Like just about all of Mozambique, Xai Xai has a tropical climate year round. Temps in winter hover around the 70’s while summer can push the thermometer over 100 F, nao problema. Temperatures are well-moderated, though, by the long coast line with the Indian Ocean. Rain is plentiful, but the “rainy season” is a bit different. In many other tropical climes (Central America, Southeast Asia) the rainy season begets a day with monsoon-like downpours, followed by intense sun and heat all in the same day. Hereabouts, we seem to get a stretch of 4 or 5 hot, rainless days, followed by 3 or 4 overcast and wet ones. kind of a good mixture, I think, though the rain can be quite intense and accompanied by high winds. Floods are not uncommon and my home neighborhood is on higher ground, to where many Xai-Xaiáns moved after an especially bad storm a few years back. Report that, Willard Scott!


At heart Mozambique is predominately a rural, agricultural economy and my home town and province are no exception. Xai Xai has access to a huge variety of plants, vegetables and fruits.

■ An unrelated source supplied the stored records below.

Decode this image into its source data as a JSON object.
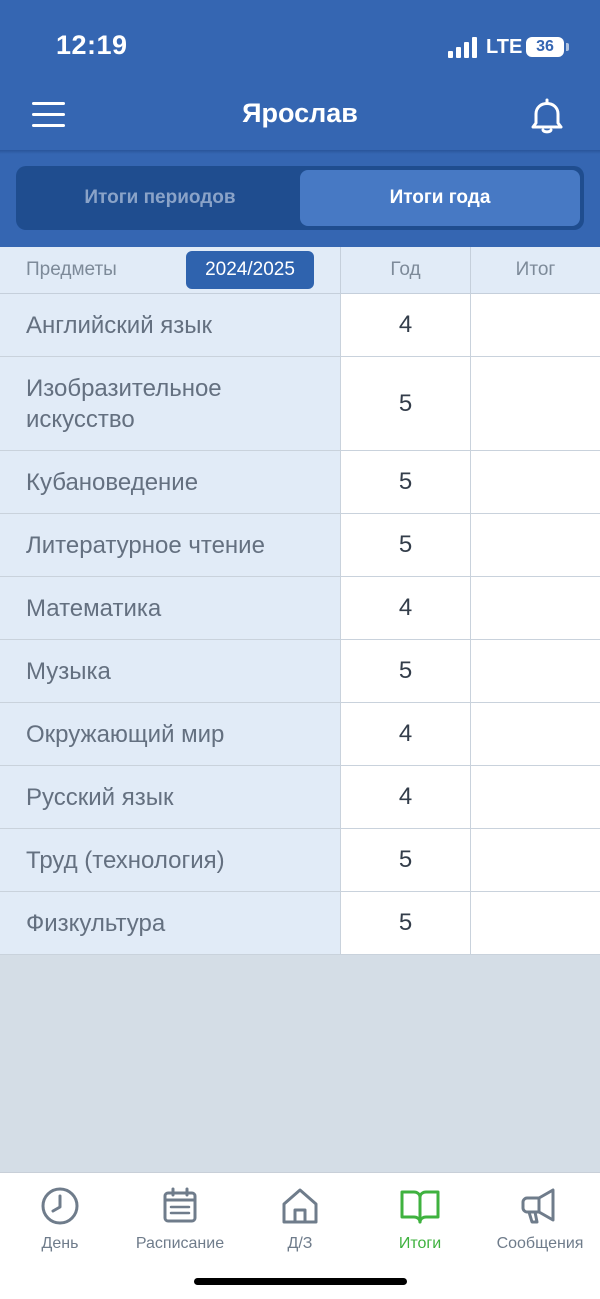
{
  "status_bar": {
    "time": "12:19",
    "network": "LTE",
    "battery": "36"
  },
  "header": {
    "title": "Ярослав",
    "menu_icon": "hamburger-icon",
    "bell_icon": "bell-icon"
  },
  "segments": {
    "periods": "Итоги периодов",
    "year": "Итоги года",
    "active": "year"
  },
  "table": {
    "headers": {
      "subject": "Предметы",
      "year_badge": "2024/2025",
      "god": "Год",
      "itog": "Итог"
    },
    "rows": [
      {
        "subject": "Английский язык",
        "year": "4",
        "final": ""
      },
      {
        "subject": "Изобразительное искусство",
        "year": "5",
        "final": ""
      },
      {
        "subject": "Кубановедение",
        "year": "5",
        "final": ""
      },
      {
        "subject": "Литературное чтение",
        "year": "5",
        "final": ""
      },
      {
        "subject": "Математика",
        "year": "4",
        "final": ""
      },
      {
        "subject": "Музыка",
        "year": "5",
        "final": ""
      },
      {
        "subject": "Окружающий мир",
        "year": "4",
        "final": ""
      },
      {
        "subject": "Русский язык",
        "year": "4",
        "final": ""
      },
      {
        "subject": "Труд (технология)",
        "year": "5",
        "final": ""
      },
      {
        "subject": "Физкультура",
        "year": "5",
        "final": ""
      }
    ]
  },
  "tabbar": {
    "items": [
      {
        "label": "День",
        "icon": "clock-icon"
      },
      {
        "label": "Расписание",
        "icon": "calendar-icon"
      },
      {
        "label": "Д/З",
        "icon": "home-icon"
      },
      {
        "label": "Итоги",
        "icon": "book-icon"
      },
      {
        "label": "Сообщения",
        "icon": "megaphone-icon"
      }
    ],
    "active": "Итоги"
  },
  "colors": {
    "header": "#3566b2",
    "segment_bg": "#1f4d8f",
    "segment_active": "#4779c4",
    "year_badge": "#2f63ae",
    "subject_cell": "#e1ebf7",
    "tab_active": "#3fb23f",
    "tab_inactive": "#6f7c8b",
    "page_bg": "#d4dde6"
  }
}
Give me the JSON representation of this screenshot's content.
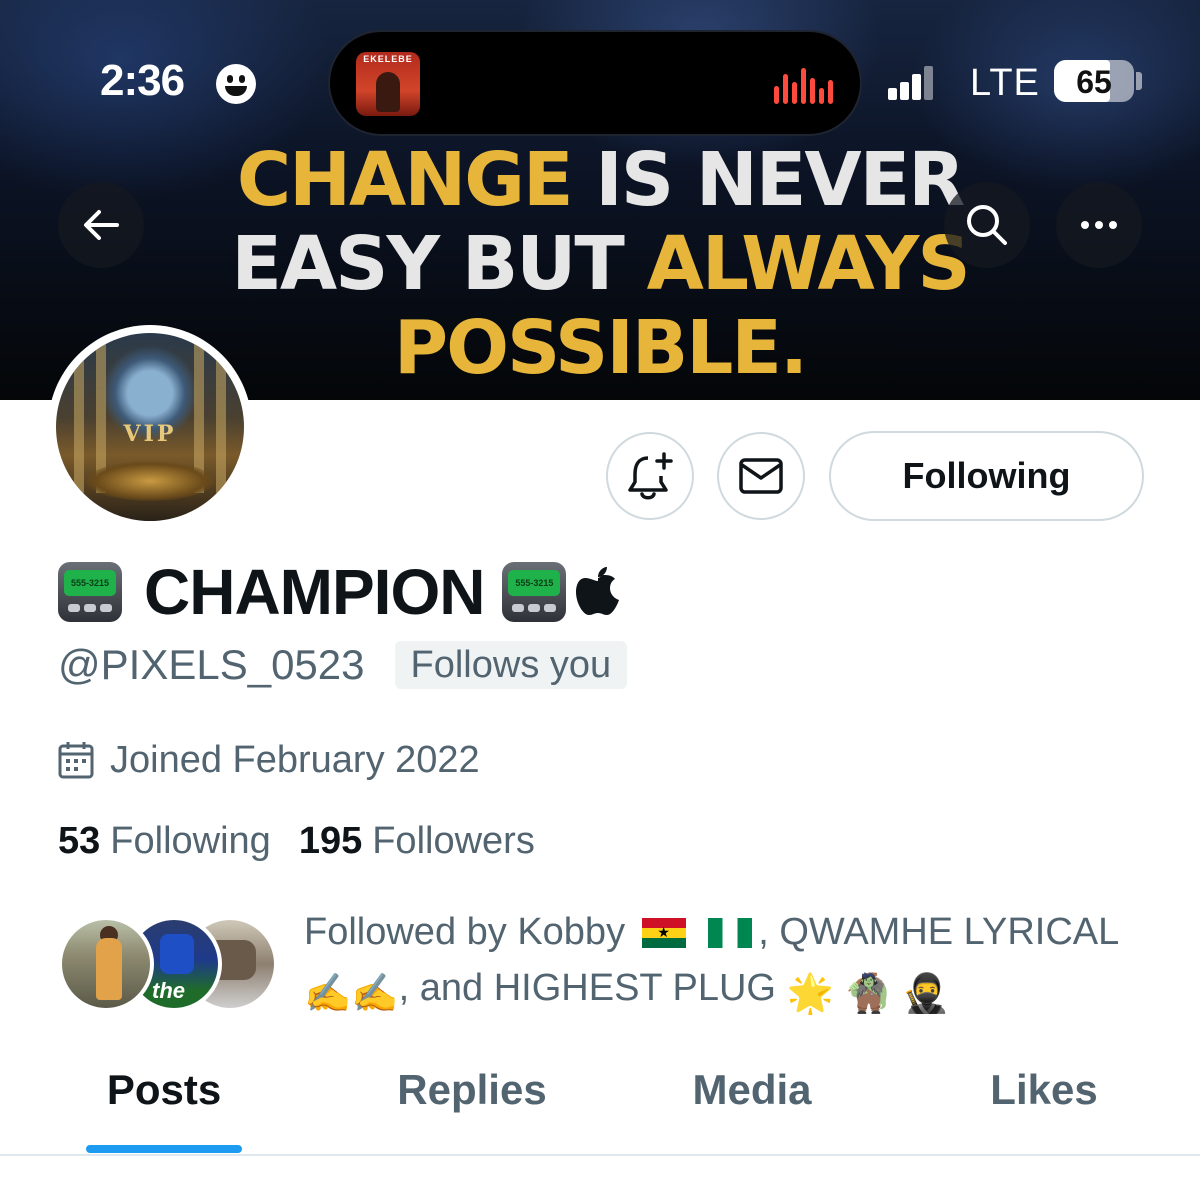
{
  "status_bar": {
    "time": "2:36",
    "now_playing_label": "EKELEBE",
    "network": "LTE",
    "battery": "65"
  },
  "banner": {
    "lines": [
      [
        {
          "text": "CHANGE",
          "color": "gold"
        },
        {
          "text": " IS NEVER",
          "color": "white"
        }
      ],
      [
        {
          "text": "EASY BUT ",
          "color": "white"
        },
        {
          "text": "ALWAYS",
          "color": "gold"
        }
      ],
      [
        {
          "text": "POSSIBLE.",
          "color": "gold"
        }
      ]
    ],
    "colors": {
      "gold": "#e6b53a",
      "white": "#e6e6e6"
    }
  },
  "avatar": {
    "text": "VIP"
  },
  "actions": {
    "notify_icon": "bell-plus-icon",
    "message_icon": "envelope-icon",
    "following_label": "Following"
  },
  "profile": {
    "display_name": "CHAMPION",
    "pager_screen_text": "555-3215",
    "handle": "@PIXELS_0523",
    "follows_you": "Follows you",
    "joined": "Joined February 2022",
    "following_count": "53",
    "following_label": "Following",
    "followers_count": "195",
    "followers_label": "Followers"
  },
  "followed_by": {
    "prefix": "Followed by Kobby",
    "part2": ", QWAMHE LYRICAL",
    "part3": ", and HIGHEST PLUG",
    "emoji_writing": "✍️",
    "emoji_star": "🌟",
    "emoji_troll": "🧌",
    "emoji_ninja": "🥷",
    "avatar_overlay_text": "the"
  },
  "tabs": [
    {
      "label": "Posts",
      "active": true
    },
    {
      "label": "Replies",
      "active": false
    },
    {
      "label": "Media",
      "active": false
    },
    {
      "label": "Likes",
      "active": false
    }
  ],
  "accent_color": "#1d9bf0"
}
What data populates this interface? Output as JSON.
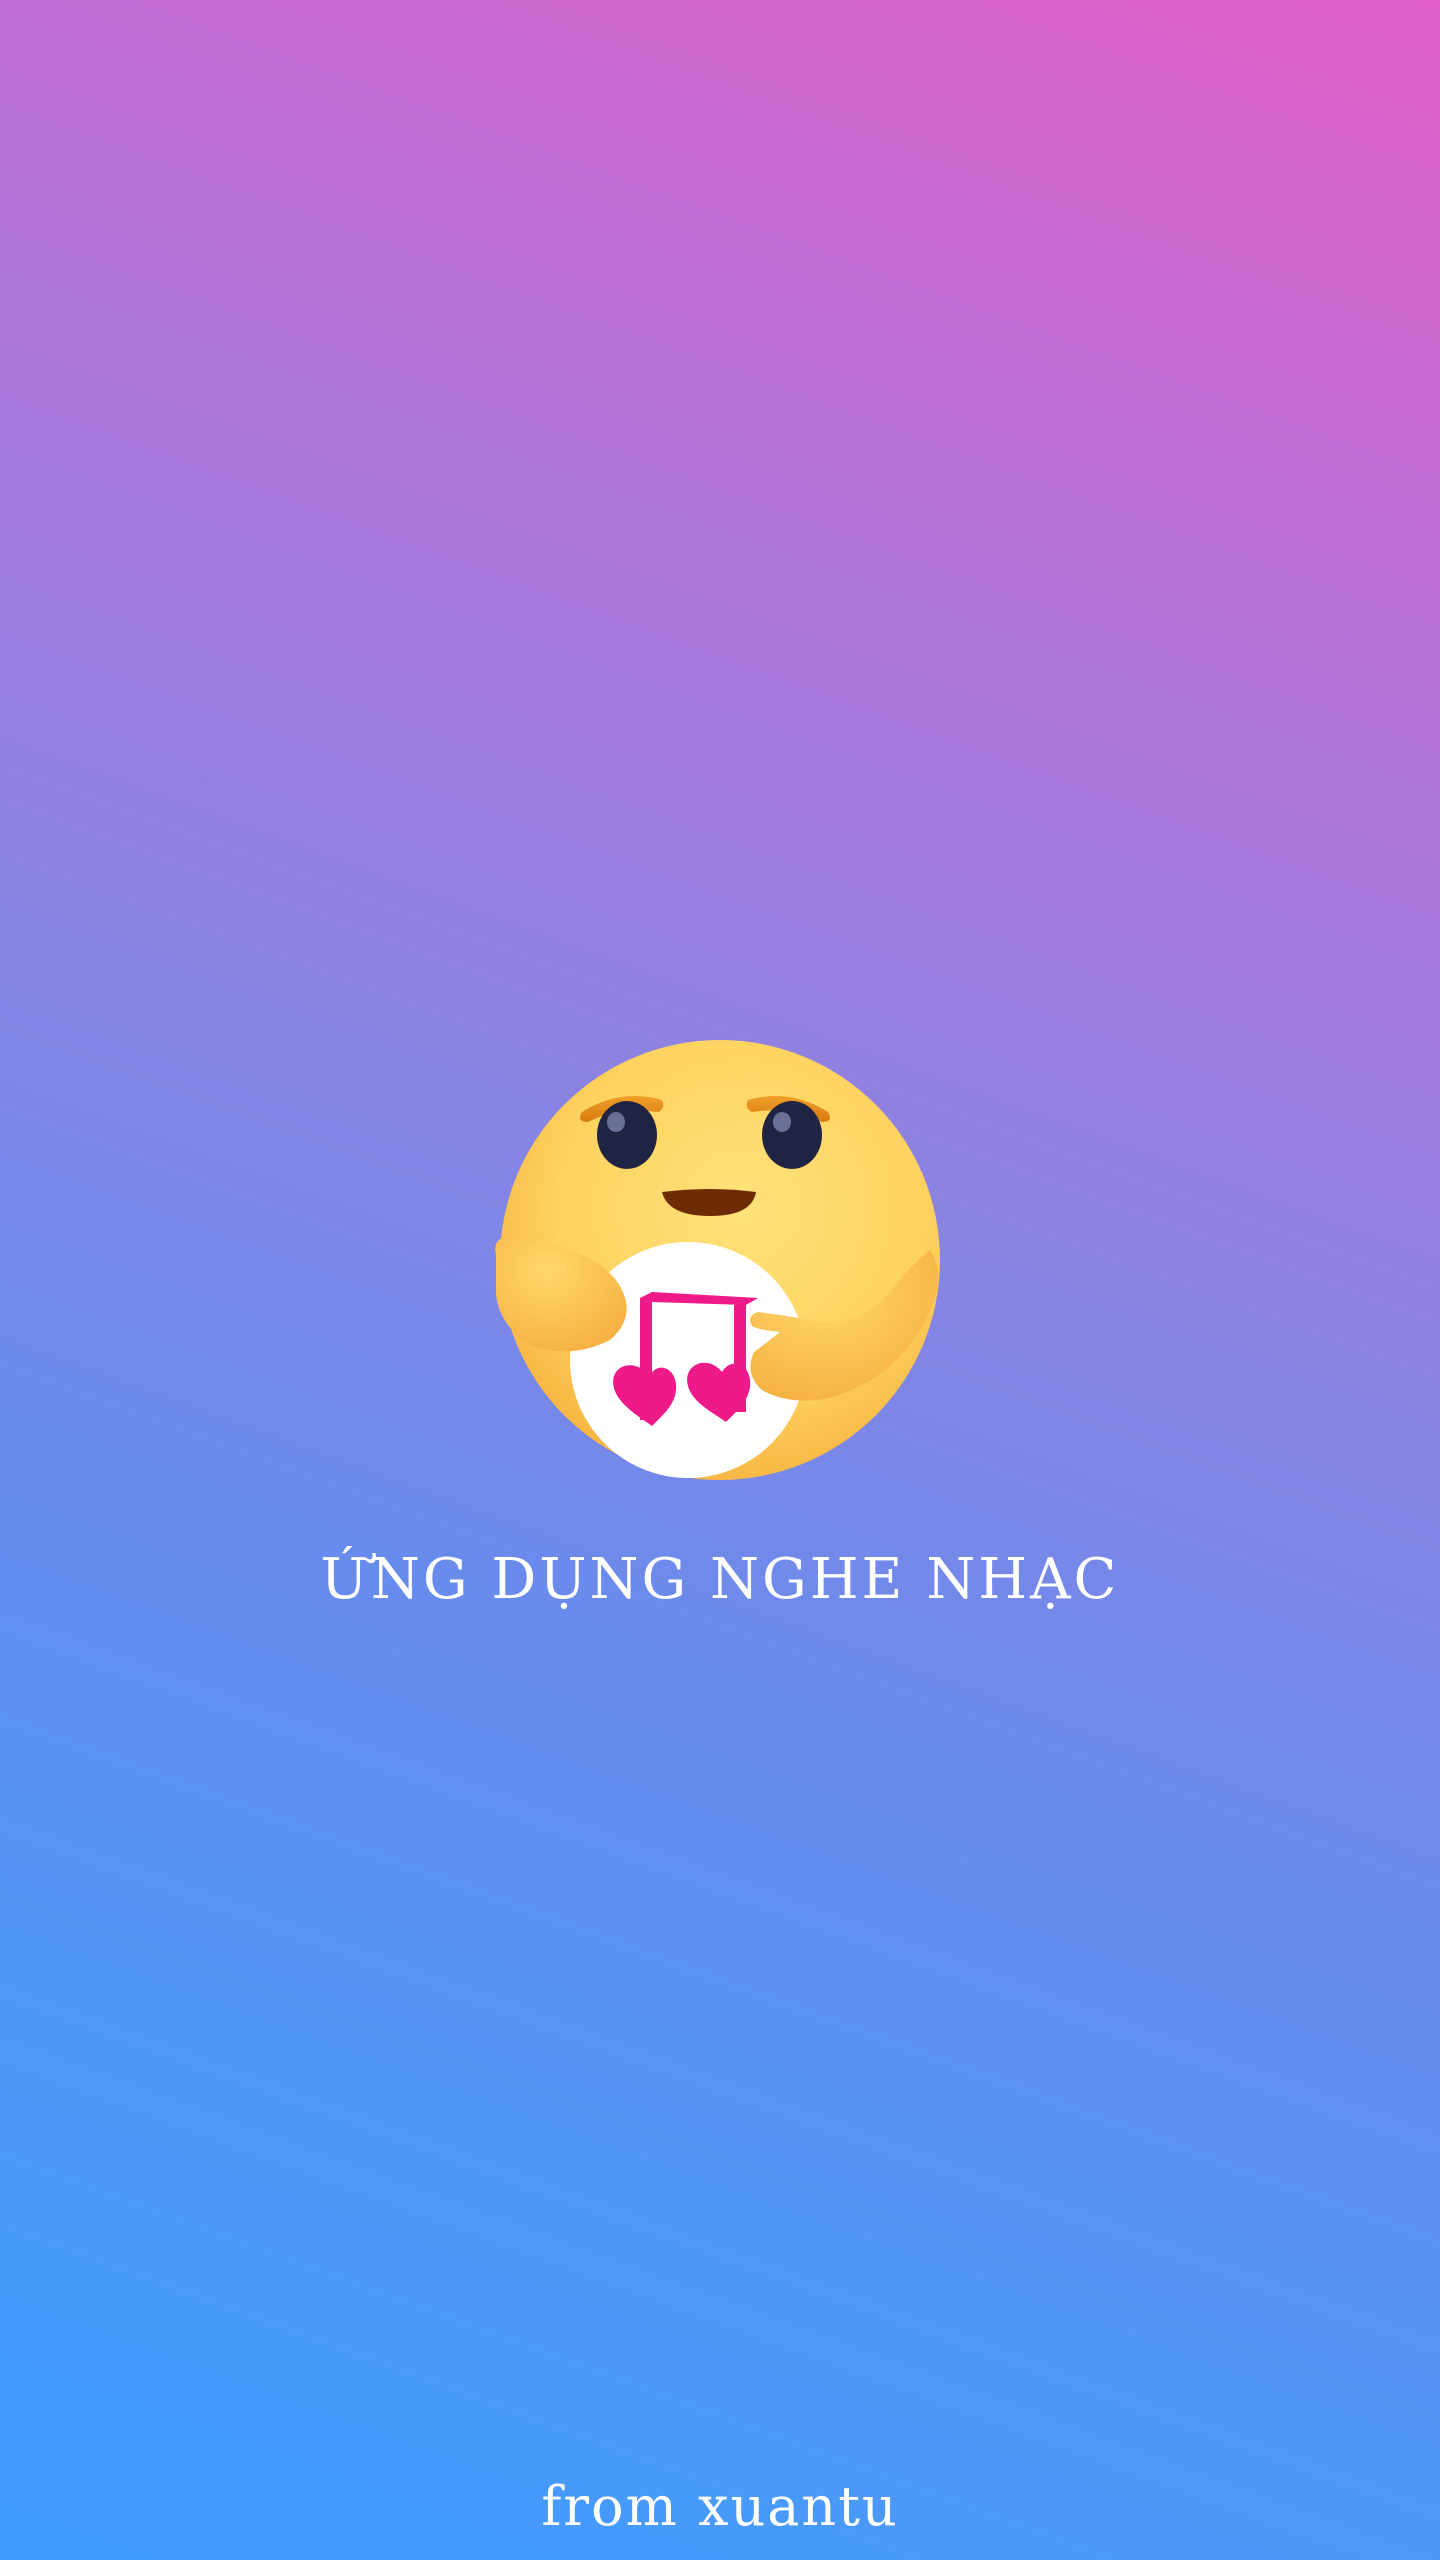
{
  "screen": {
    "name": "splash-screen",
    "background_gradient": [
      "#e05fc6",
      "#b673d8",
      "#8b83e2",
      "#6a8bec",
      "#4f97f6",
      "#3f9dff"
    ]
  },
  "logo": {
    "icon": "care-emoji-hugging-music-note-icon",
    "colors": {
      "face": "#fdd25f",
      "face_shade": "#f7b13d",
      "brow": "#e8911c",
      "eye": "#1f2442",
      "mouth": "#6e2c05",
      "disc": "#ffffff",
      "note": "#ee1a8a"
    }
  },
  "app_title": "ỨNG DỤNG NGHE NHẠC",
  "footer": {
    "credit": "from xuantu"
  }
}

Unfortunately, the soil is very sandy and takes a lot of work for local gardens (“machambas”) to produce crops, many of which are of low quality. Better crops can be imported at higher cost from other provinces, or, most frequently, from South Africa (e.g., apples, and strawberries and pears, oh my).

For one of my Peace Corps projects I visited the local branch of the federal Department of Agriculture. With the help of Sra. Francisca Joaquicene, the Department’s agronomist (with a specialty in Cashews!) we prepared a graph of all the growing seasons for the major crops in the area. Among the notable crops hereabouts, harvest seasons are:

All year: Rice, sweet potatoes, banana, papaya
November: Mango
December: Coconuts.
January thru March: Oranges
August: Garlic, tomatoes, potatoes, lettuce, carrots, onions, and peppers.

P.S. I forgot to ask her about her specialty cashews, but I think we’re pretty much talkin’ May and June is cashew season. (About the same time as pineapples…delicious, but rather scarce round here.)

Availability…There is a terrific mercado grande here in town. It has just about everything you’d ever (or, never!) need – clothes, electronics and, of course, food. If the big market is too overwhelming there are plenty of street vendors, small shops and a few “supermercados” with a variety of western goods. I use ém all, including a local youth who stops by my house (a little too) regularly to vend his onions and tomatoes…gotta keep the money in the ‘hood and the local youth happy!
We’ll touch more on food and nutrition in a future entry. As we’ll see, the planting, harvesting and consumption of nutritious crops is of critical importance to all Mozambicans, but especially to those with HIV and related disorders.

So, until next time…”Ate Ja” (See you soon!)